The End of China’s ‘Weird’ Architecture

The government is cutting down on the country’s more bizarre buildings, which for years aimed to flaunt its wealth and cosmopolitan tastes.

Beijing's National Grand Theater, also called the "Giant Egg," was built for the 2008 Olympics. (Jason Lee / Reuters)

A bird’s nest, a boot, an egg, a coin, a pair of trousers—some of China’s most infamous contemporary buildings resemble everyday objects more than edifices. Intentionally unorthodox and frequently nonsensical, several of these architectural curiosities have been hailed as marvels, while others have been ridiculed (the penis-shaped headquarters for the People’s Daily newspaper is a particularly noteworthy example). But regardless of the debatable success of their designers’ ambitions, they collectively embody China’s desire to assert its superpower status with extraordinary architecture.

Until now. Due to a recent announcement issued by the country’s State Council and the Communist Party’s Central Committee, “oversized, xenocentric, weird” buildings will no longer be approved for construction. The directive, which also bans gated communities, emphasizes a move away from the design excesses of the mostly Western architects who’ve long populated China’s skyline with imaginative steel and glass visions that could never have been sanctioned in their home countries. As the New York architect Steven Holl told The New York Times Magazine in 2008, “In America, I could never do work like I do here. We’ve become too backward-looking. In China, they want to make everything look new. This is their moment in time. They want to make the 21st century their century.”

Beijing’s China Central Television headquarters (a.k.a the “Giant Underpants”), designed by Rem Koolhaus and Ole Sheeren (Greg Baker / AP)

The government’s ban revises what is considered “new”: Instead of relying on unconventionality to evoke China’s futuristic mindset, designs are now required to be “suitable, economic, green, and pleasing to the eye,” nodding toward cultural tradition rather than striving for strangeness for its own sake.

The Guangzhou Circle, designed by the Italian architect Joseph di Pasquale (Alex Lee / Reuters)

But how and why did China start gravitating toward such idiosyncratic architecture in the first place? Around the turn of the 21st century, the architecture historian Charlie Q.L. Xue explains, Chinese cities started competing with each other to become international metropolises. Flamboyant buildings by starchitects offered a quick way for cities to make a name for themselves and demonstrate both their wealth and their cosmopolitan tastes.

Wuxi's teapot-shaped cultural exhibition hall  (Carlos Barria / Reuters)

Thus China began to attract foreign architects wanting to push the boundaries of design. Luminaries such as Rem Koolhaus, Jacques Herzog, Pierre de Meuron, and Zaha Hadid found huge success in China over the past 15 years. Hadid, who’s earned 10 Chinese commissions since 2005 and notably built the Galaxy Soho center and the Guangzhou Opera House, has described China as “an incredible empty canvas for innovation.”
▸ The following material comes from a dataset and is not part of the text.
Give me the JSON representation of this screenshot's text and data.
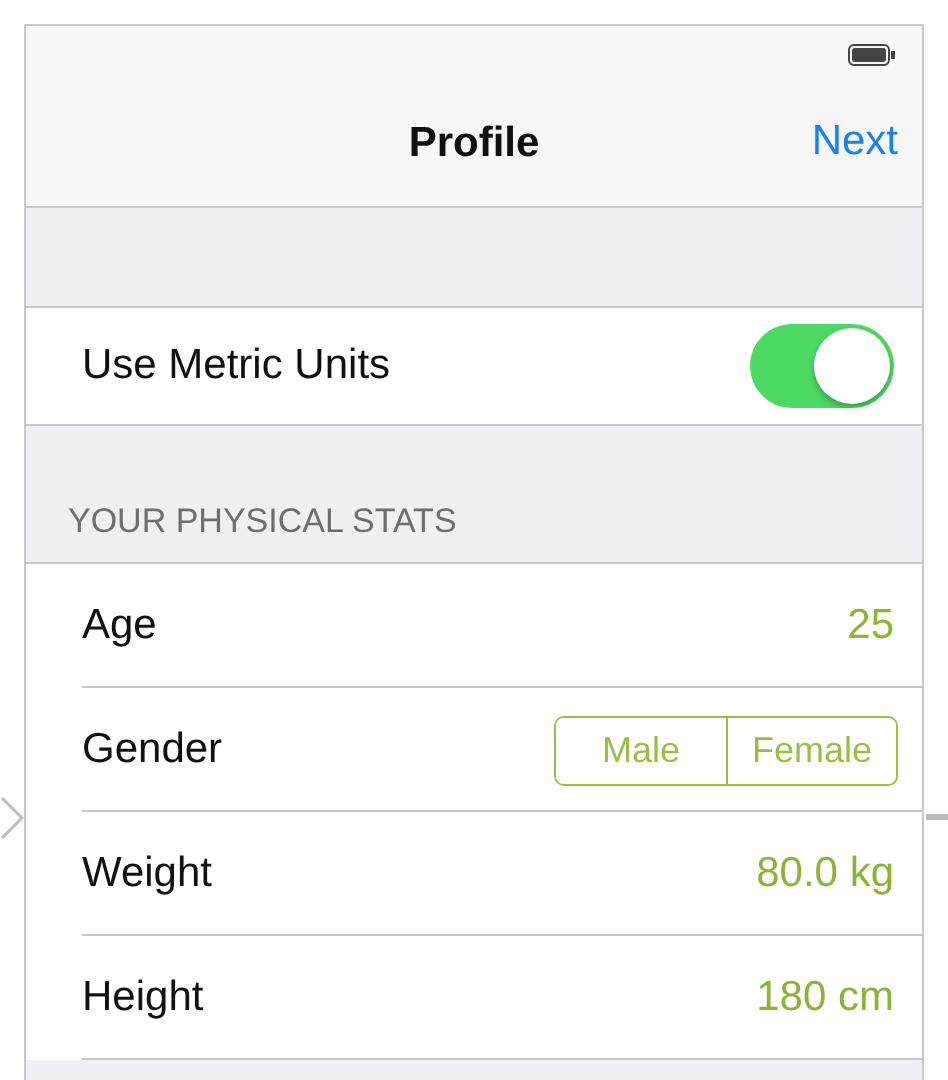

The Iraqi-British architect Zaha Hadid’s blob-like Galaxy Soho in Beijing, which houses offices, shops, and entertainment venues (Jason Lee / Reuters)

The National Grand Theater, or “Giant Egg,” was built by the French architect Paul Andreu in the years leading up to the 2008 Olympics: the peak of China’s architectural boldness. With the world’s eyes turned toward Beijing, officials took the opportunity to use buildings like the Water Cube (or Aquatics Center) and the instantly recognizable Bird’s Nest (or National Stadium) to announce China’s dominance as a forward-thinking global force.

But according to Xue, the creativity came at a cost. “Building design [was] reduced to creating a photogenic image,” he told me. As a result, the striking appearance of buildings began to matter more than their quality. The Giant Egg suffered numerous safety complaints after the roof of another of Andreu’s buildings collapsed in 2004. According to The New York Times, scandals over safety, cost, and corruption also dogged Rem Koolhaas’s CCTV building and the Bird’s Nest, which was a collaboration between the Swiss architects Jacques Herzog and Pierre de Meuron and the Chinese architect Li Xinggang and the artist Ai Weiwei.

Police patrol the Bird’s Nest. (Elizabeth Dalziel / AP)

As a result, the proliferation of buildings like these—meant to bolster the country’s image as future-minded and innovative—“caused great concern in China’s architectural circle” and among public intellectuals, Xue said. Their discontent trickled up to President Xi Jinping, who called for an end to the trend in outlandish buildings starting in 2014; the recent mandate is the latest and most definitive backlash against it.

For Bianca Boster, the author of Original Copies: Architectural Mimicry in Contemporary China, the ban on weird architecture is linked to the government’s attempts to reinforce China’s leadership and cultural supremacy by restricting foreign influences. But despite the new policy favoring function and sustainability at the expense of originality, the weird buildings themselves will remain, defying gravity, circling the stars, and persisting as peculiar monuments to the imagination.